[What is expected]: Nothing but the text should be carried over: reproduce all the data exactly and leave out every image.

Extracted records:
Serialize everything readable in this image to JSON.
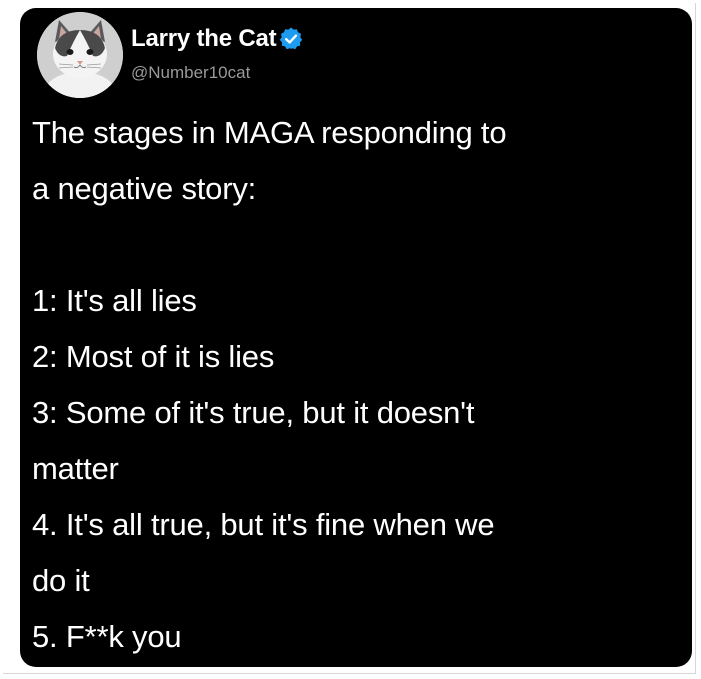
{
  "tweet": {
    "author": {
      "display_name": "Larry the Cat",
      "handle": "@Number10cat",
      "verified_icon": "verified-badge-icon",
      "avatar_icon": "cat-avatar-icon"
    },
    "text": "The stages in MAGA responding to\na negative story:\n\n1: It's all lies\n2: Most of it is lies\n3: Some of it's true, but it doesn't\nmatter\n4. It's all true, but it's fine when we\ndo it\n5. F**k you"
  },
  "colors": {
    "card_background": "#000000",
    "text": "#ffffff",
    "handle": "#9a9a9a",
    "verified": "#1d9bf0"
  }
}
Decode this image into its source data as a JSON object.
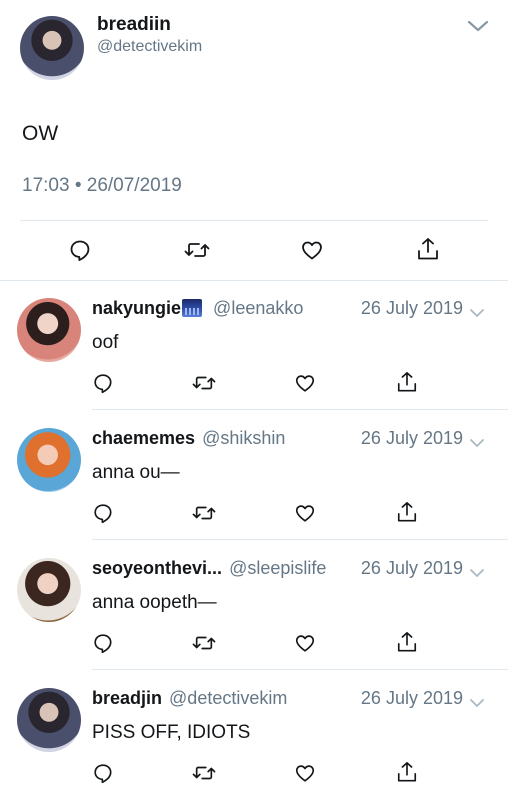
{
  "tweet": {
    "display_name": "breadiin",
    "handle": "@detectivekim",
    "text": "OW",
    "timestamp": "17:03 • 26/07/2019",
    "actions": [
      "reply-icon",
      "retweet-icon",
      "like-icon",
      "share-icon"
    ]
  },
  "replies": [
    {
      "display_name": "nakyungie",
      "emoji": "night-city-emoji",
      "handle": "@leenakko",
      "date": "26 July 2019",
      "text": "oof"
    },
    {
      "display_name": "chaememes",
      "handle": "@shikshin",
      "date": "26 July 2019",
      "text": "anna ou—"
    },
    {
      "display_name": "seoyeonthevi...",
      "handle": "@sleepislife",
      "date": "26 July 2019",
      "text": "anna oopeth—"
    },
    {
      "display_name": "breadjin",
      "handle": "@detectivekim",
      "date": "26 July 2019",
      "text": "PISS OFF, IDIOTS"
    }
  ],
  "colors": {
    "text": "#14171a",
    "secondary": "#657786",
    "divider": "#e1e8ed"
  }
}
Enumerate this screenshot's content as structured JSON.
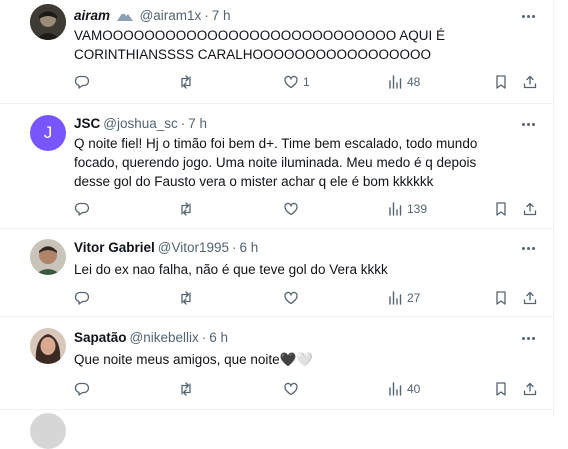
{
  "tweets": [
    {
      "name": "airam",
      "handle": "@airam1x",
      "time": "7 h",
      "text": "VAMOOOOOOOOOOOOOOOOOOOOOOOOOOOO AQUI É CORINTHIANSSSS CARALHOOOOOOOOOOOOOOOOO",
      "stats": {
        "replies": "",
        "reposts": "",
        "likes": "1",
        "views": "48"
      }
    },
    {
      "name": "JSC",
      "handle": "@joshua_sc",
      "time": "7 h",
      "avatar_letter": "J",
      "text": "Q noite fiel! Hj o timão foi bem d+. Time bem escalado, todo mundo focado, querendo jogo. Uma noite iluminada. Meu medo é q depois desse gol do Fausto vera o mister achar q ele é bom kkkkkk",
      "stats": {
        "replies": "",
        "reposts": "",
        "likes": "",
        "views": "139"
      }
    },
    {
      "name": "Vitor Gabriel",
      "handle": "@Vitor1995",
      "time": "6 h",
      "text": "Lei do ex nao falha, não é que teve gol do Vera kkkk",
      "stats": {
        "replies": "",
        "reposts": "",
        "likes": "",
        "views": "27"
      }
    },
    {
      "name": "Sapatão",
      "handle": "@nikebellix",
      "time": "6 h",
      "text": "Que noite meus amigos, que noite🖤🤍",
      "stats": {
        "replies": "",
        "reposts": "",
        "likes": "",
        "views": "40"
      }
    }
  ],
  "dot": "·",
  "colors": {
    "text": "#0f1419",
    "secondary": "#536471",
    "jsc_avatar": "#7856ff"
  },
  "icons": [
    "reply-icon",
    "repost-icon",
    "like-icon",
    "views-icon",
    "bookmark-icon",
    "share-icon",
    "more-icon"
  ]
}
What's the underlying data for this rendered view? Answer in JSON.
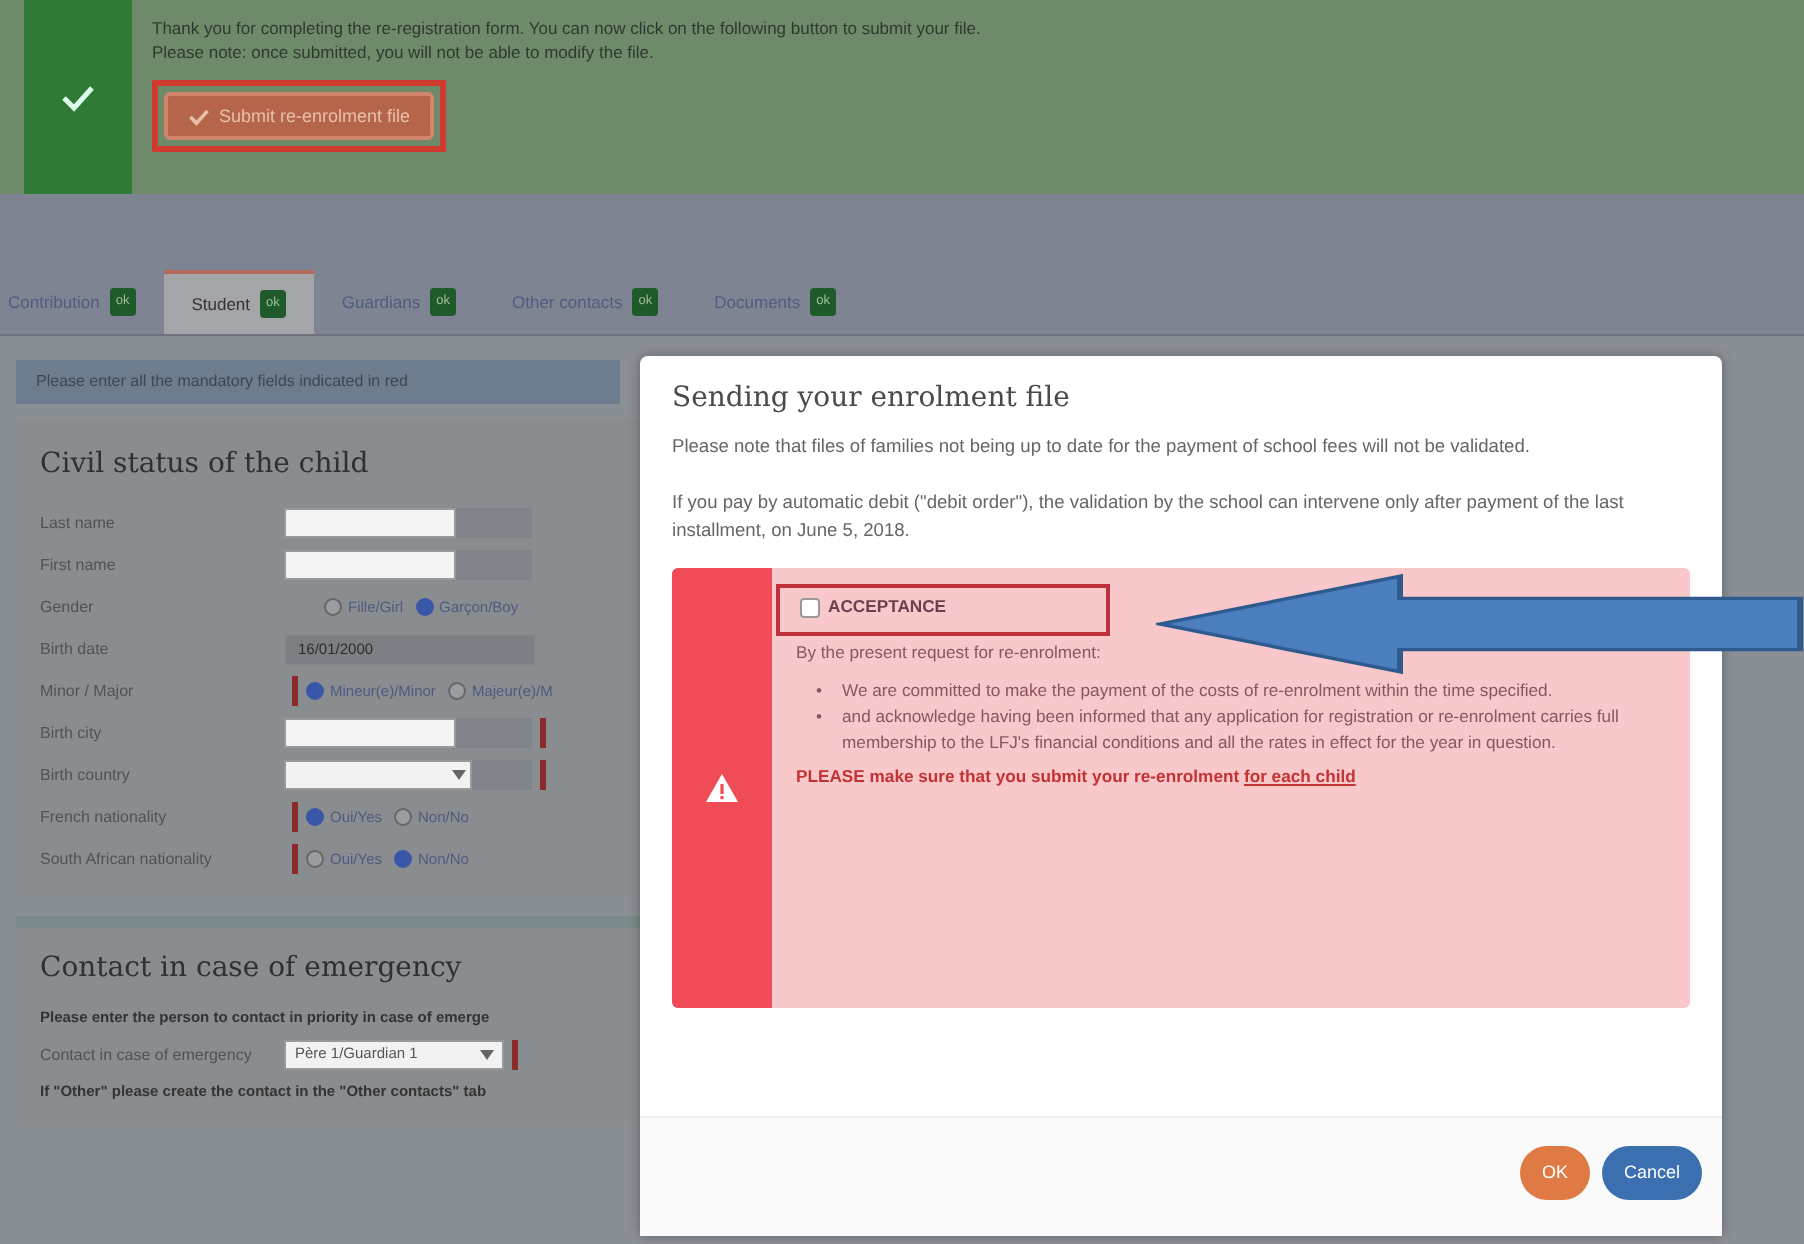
{
  "notice": {
    "lines": [
      "Thank you for completing the re-registration form. You can now click on the following button to submit your file.",
      "Please note: once submitted, you will not be able to modify the file."
    ],
    "button": "Submit re-enrolment file"
  },
  "tabs": [
    {
      "label": "Contribution",
      "badge": "ok",
      "selected": false
    },
    {
      "label": "Student",
      "badge": "ok",
      "selected": true
    },
    {
      "label": "Guardians",
      "badge": "ok",
      "selected": false
    },
    {
      "label": "Other contacts",
      "badge": "ok",
      "selected": false
    },
    {
      "label": "Documents",
      "badge": "ok",
      "selected": false
    }
  ],
  "info_bar": "Please enter all the mandatory fields indicated in red",
  "civil_status": {
    "title": "Civil status of the child",
    "fields": [
      {
        "label": "Last name",
        "kind": "text",
        "required": false
      },
      {
        "label": "First name",
        "kind": "text",
        "required": false
      },
      {
        "label": "Gender",
        "kind": "radio",
        "required": false,
        "options": [
          {
            "label": "Fille/Girl",
            "selected": false
          },
          {
            "label": "Garçon/Boy",
            "selected": true
          }
        ]
      },
      {
        "label": "Birth date",
        "kind": "readonly",
        "required": false,
        "value": "16/01/2000"
      },
      {
        "label": "Minor / Major",
        "kind": "radio",
        "required": true,
        "options": [
          {
            "label": "Mineur(e)/Minor",
            "selected": true
          },
          {
            "label": "Majeur(e)/M",
            "selected": false
          }
        ]
      },
      {
        "label": "Birth city",
        "kind": "text",
        "required": true
      },
      {
        "label": "Birth country",
        "kind": "select",
        "required": true
      },
      {
        "label": "French nationality",
        "kind": "radio",
        "required": true,
        "options": [
          {
            "label": "Oui/Yes",
            "selected": true
          },
          {
            "label": "Non/No",
            "selected": false
          }
        ]
      },
      {
        "label": "South African nationality",
        "kind": "radio",
        "required": true,
        "options": [
          {
            "label": "Oui/Yes",
            "selected": false
          },
          {
            "label": "Non/No",
            "selected": true
          }
        ]
      }
    ]
  },
  "emergency": {
    "title": "Contact in case of emergency",
    "note": "Please enter the person to contact in priority in case of emerge",
    "field": {
      "label": "Contact in case of emergency",
      "value": "Père 1/Guardian 1",
      "required": true
    },
    "hint": "If \"Other\" please create the contact in the \"Other contacts\" tab"
  },
  "modal": {
    "title": "Sending your enrolment file",
    "paragraphs": [
      "Please note that files of families not being up to date for the payment of school fees will not be validated.",
      "If you pay by automatic debit (\"debit order\"), the validation by the school can intervene only after payment of the last installment, on June 5, 2018."
    ],
    "alert": {
      "checkbox": {
        "label": "ACCEPTANCE",
        "checked": false
      },
      "intro": "By the present request for re-enrolment:",
      "bullets": [
        {
          "marker": "•",
          "text": "We are committed to make the payment of the costs of re-enrolment within the time specified."
        },
        {
          "marker": "•",
          "text": "and acknowledge having been informed that any application for registration or re-enrolment carries full membership to the LFJ's financial conditions and all the rates in effect for the year in question."
        }
      ],
      "warning": "PLEASE make sure that you submit your re-enrolment",
      "warning_link": "for each child"
    },
    "buttons": [
      {
        "label": "OK",
        "kind": "ok"
      },
      {
        "label": "Cancel",
        "kind": "cancel"
      }
    ]
  }
}
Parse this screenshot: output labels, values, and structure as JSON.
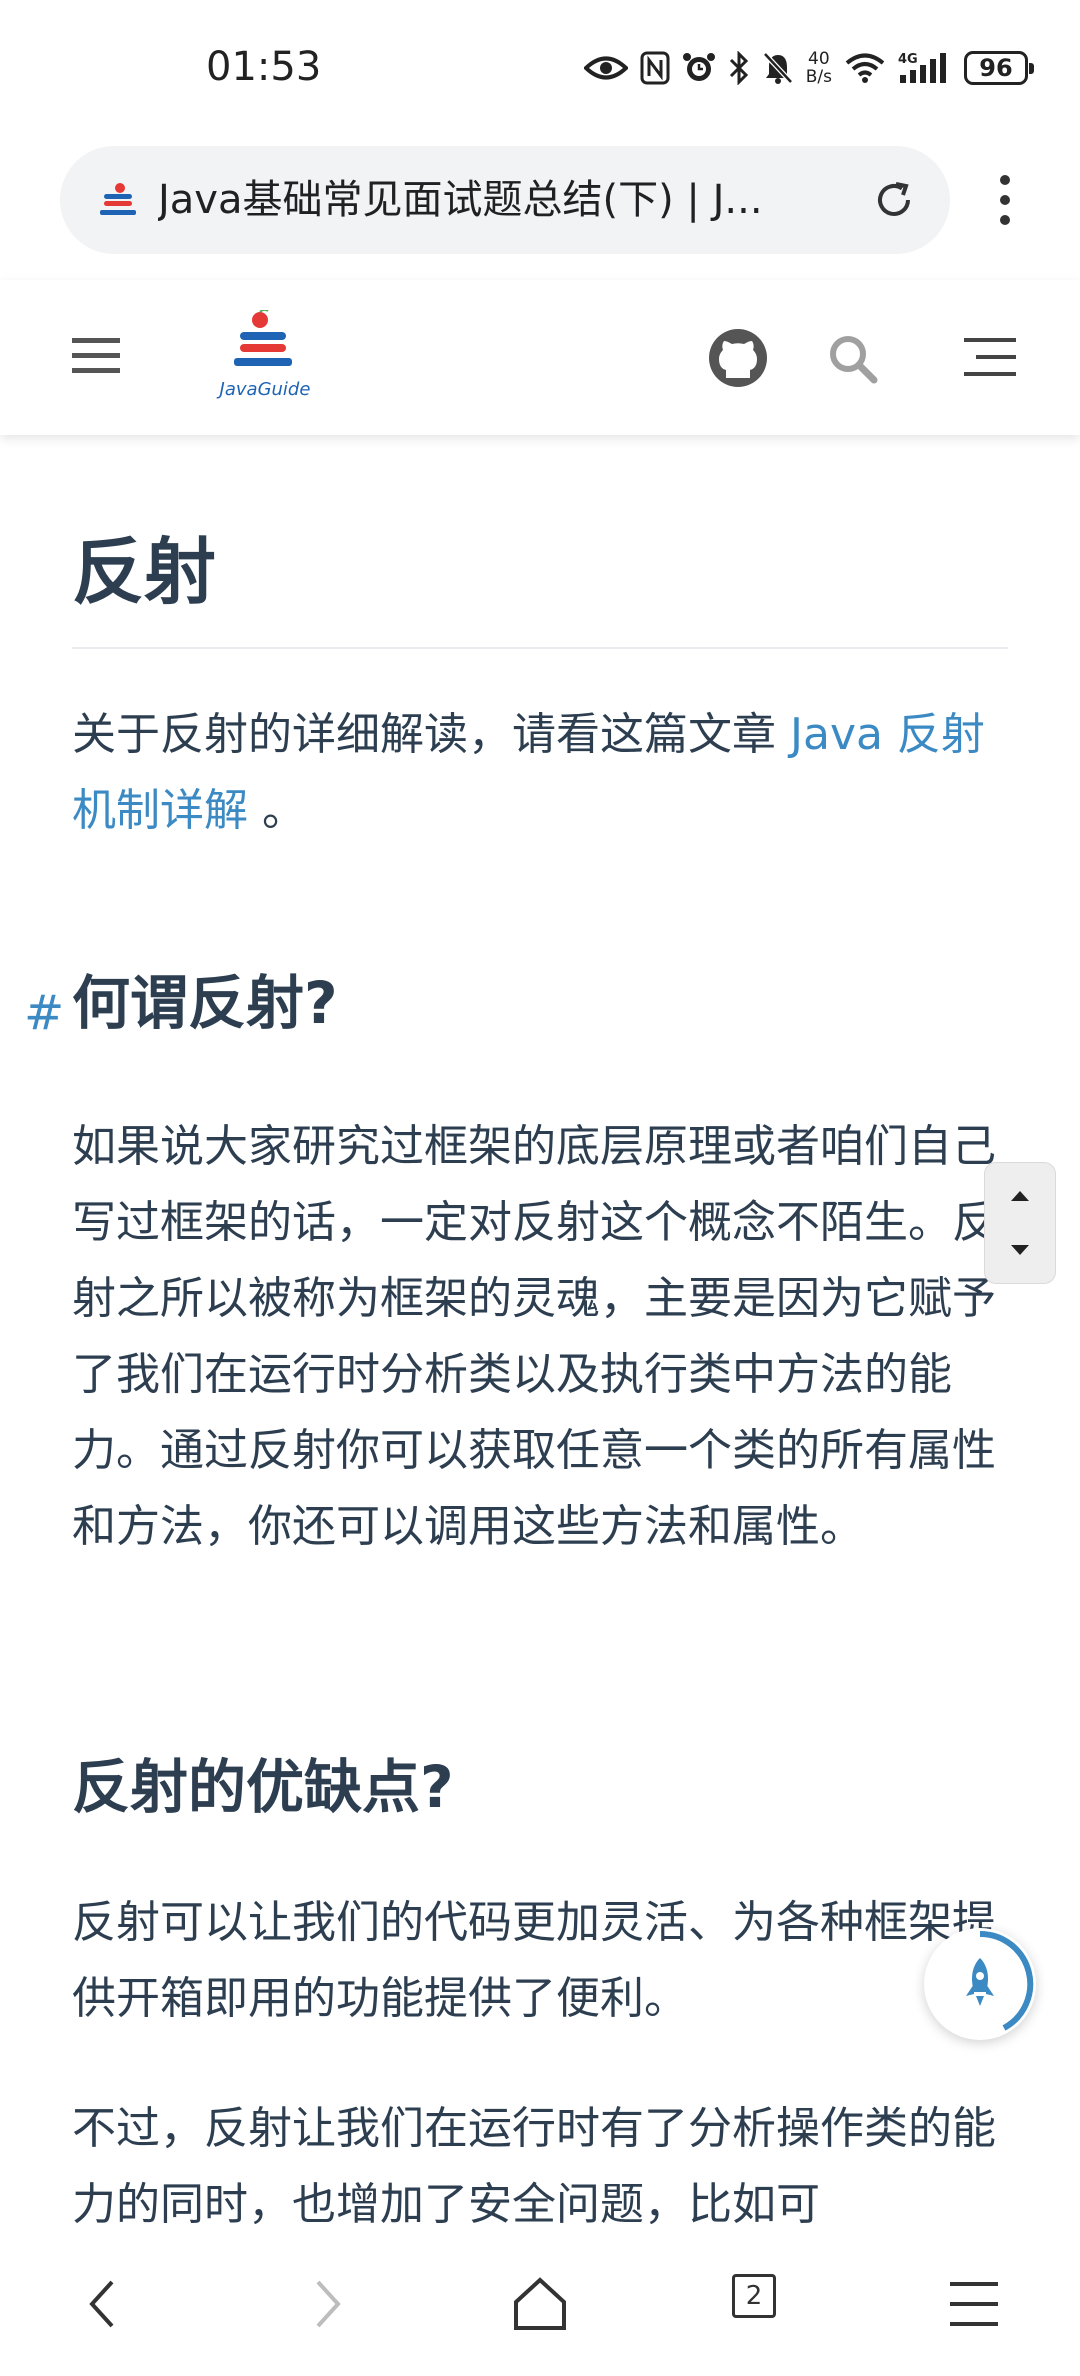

[Written response]:
Serialize everything readable in this image to JSON.
{
  "tweet": {
    "author": {
      "display_name": "Larry the Cat",
      "handle": "@Number10cat",
      "verified_icon": "verified-badge-icon",
      "avatar_icon": "cat-avatar-icon"
    },
    "text": "The stages in MAGA responding to\na negative story:\n\n1: It's all lies\n2: Most of it is lies\n3: Some of it's true, but it doesn't\nmatter\n4. It's all true, but it's fine when we\ndo it\n5. F**k you"
  },
  "colors": {
    "card_background": "#000000",
    "text": "#ffffff",
    "handle": "#9a9a9a",
    "verified": "#1d9bf0"
  }
}
Decode this image into its source data as a JSON object.
{
  "tweet": {
    "display_name": "breadiin",
    "handle": "@detectivekim",
    "text": "OW",
    "timestamp": "17:03 • 26/07/2019",
    "actions": [
      "reply-icon",
      "retweet-icon",
      "like-icon",
      "share-icon"
    ]
  },
  "replies": [
    {
      "display_name": "nakyungie",
      "emoji": "night-city-emoji",
      "handle": "@leenakko",
      "date": "26 July 2019",
      "text": "oof"
    },
    {
      "display_name": "chaememes",
      "handle": "@shikshin",
      "date": "26 July 2019",
      "text": "anna ou—"
    },
    {
      "display_name": "seoyeonthevi...",
      "handle": "@sleepislife",
      "date": "26 July 2019",
      "text": "anna oopeth—"
    },
    {
      "display_name": "breadjin",
      "handle": "@detectivekim",
      "date": "26 July 2019",
      "text": "PISS OFF, IDIOTS"
    }
  ],
  "colors": {
    "text": "#14171a",
    "secondary": "#657786",
    "divider": "#e1e8ed"
  }
}
Enumerate this screenshot's content as structured JSON.
{
  "tweets": [
    {
      "name": "airam",
      "handle": "@airam1x",
      "time": "7 h",
      "text": "VAMOOOOOOOOOOOOOOOOOOOOOOOOOOOO AQUI É CORINTHIANSSSS CARALHOOOOOOOOOOOOOOOOO",
      "stats": {
        "replies": "",
        "reposts": "",
        "likes": "1",
        "views": "48"
      }
    },
    {
      "name": "JSC",
      "handle": "@joshua_sc",
      "time": "7 h",
      "avatar_letter": "J",
      "text": "Q noite fiel! Hj o timão foi bem d+. Time bem escalado, todo mundo focado, querendo jogo. Uma noite iluminada. Meu medo é q depois desse gol do Fausto vera o mister achar q ele é bom kkkkkk",
      "stats": {
        "replies": "",
        "reposts": "",
        "likes": "",
        "views": "139"
      }
    },
    {
      "name": "Vitor Gabriel",
      "handle": "@Vitor1995",
      "time": "6 h",
      "text": "Lei do ex nao falha, não é que teve gol do Vera kkkk",
      "stats": {
        "replies": "",
        "reposts": "",
        "likes": "",
        "views": "27"
      }
    },
    {
      "name": "Sapatão",
      "handle": "@nikebellix",
      "time": "6 h",
      "text": "Que noite meus amigos, que noite🖤🤍",
      "stats": {
        "replies": "",
        "reposts": "",
        "likes": "",
        "views": "40"
      }
    }
  ],
  "dot": "·",
  "colors": {
    "text": "#0f1419",
    "secondary": "#536471",
    "jsc_avatar": "#7856ff"
  },
  "icons": [
    "reply-icon",
    "repost-icon",
    "like-icon",
    "views-icon",
    "bookmark-icon",
    "share-icon",
    "more-icon"
  ]
}
What's the underlying data for this rendered view? Answer in JSON.
{
  "notice": {
    "lines": [
      "Thank you for completing the re-registration form. You can now click on the following button to submit your file.",
      "Please note: once submitted, you will not be able to modify the file."
    ],
    "button": "Submit re-enrolment file"
  },
  "tabs": [
    {
      "label": "Contribution",
      "badge": "ok",
      "selected": false
    },
    {
      "label": "Student",
      "badge": "ok",
      "selected": true
    },
    {
      "label": "Guardians",
      "badge": "ok",
      "selected": false
    },
    {
      "label": "Other contacts",
      "badge": "ok",
      "selected": false
    },
    {
      "label": "Documents",
      "badge": "ok",
      "selected": false
    }
  ],
  "info_bar": "Please enter all the mandatory fields indicated in red",
  "civil_status": {
    "title": "Civil status of the child",
    "fields": [
      {
        "label": "Last name",
        "kind": "text",
        "required": false
      },
      {
        "label": "First name",
        "kind": "text",
        "required": false
      },
      {
        "label": "Gender",
        "kind": "radio",
        "required": false,
        "options": [
          {
            "label": "Fille/Girl",
            "selected": false
          },
          {
            "label": "Garçon/Boy",
            "selected": true
          }
        ]
      },
      {
        "label": "Birth date",
        "kind": "readonly",
        "required": false,
        "value": "16/01/2000"
      },
      {
        "label": "Minor / Major",
        "kind": "radio",
        "required": true,
        "options": [
          {
            "label": "Mineur(e)/Minor",
            "selected": true
          },
          {
            "label": "Majeur(e)/M",
            "selected": false
          }
        ]
      },
      {
        "label": "Birth city",
        "kind": "text",
        "required": true
      },
      {
        "label": "Birth country",
        "kind": "select",
        "required": true
      },
      {
        "label": "French nationality",
        "kind": "radio",
        "required": true,
        "options": [
          {
            "label": "Oui/Yes",
            "selected": true
          },
          {
            "label": "Non/No",
            "selected": false
          }
        ]
      },
      {
        "label": "South African nationality",
        "kind": "radio",
        "required": true,
        "options": [
          {
            "label": "Oui/Yes",
            "selected": false
          },
          {
            "label": "Non/No",
            "selected": true
          }
        ]
      }
    ]
  },
  "emergency": {
    "title": "Contact in case of emergency",
    "note": "Please enter the person to contact in priority in case of emerge",
    "field": {
      "label": "Contact in case of emergency",
      "value": "Père 1/Guardian 1",
      "required": true
    },
    "hint": "If \"Other\" please create the contact in the \"Other contacts\" tab"
  },
  "modal": {
    "title": "Sending your enrolment file",
    "paragraphs": [
      "Please note that files of families not being up to date for the payment of school fees will not be validated.",
      "If you pay by automatic debit (\"debit order\"), the validation by the school can intervene only after payment of the last installment, on June 5, 2018."
    ],
    "alert": {
      "checkbox": {
        "label": "ACCEPTANCE",
        "checked": false
      },
      "intro": "By the present request for re-enrolment:",
      "bullets": [
        {
          "marker": "•",
          "text": "We are committed to make the payment of the costs of re-enrolment within the time specified."
        },
        {
          "marker": "•",
          "text": "and acknowledge having been informed that any application for registration or re-enrolment carries full membership to the LFJ's financial conditions and all the rates in effect for the year in question."
        }
      ],
      "warning": "PLEASE make sure that you submit your re-enrolment",
      "warning_link": "for each child"
    },
    "buttons": [
      {
        "label": "OK",
        "kind": "ok"
      },
      {
        "label": "Cancel",
        "kind": "cancel"
      }
    ]
  }
}
Parse this screenshot: output labels, values, and structure as JSON.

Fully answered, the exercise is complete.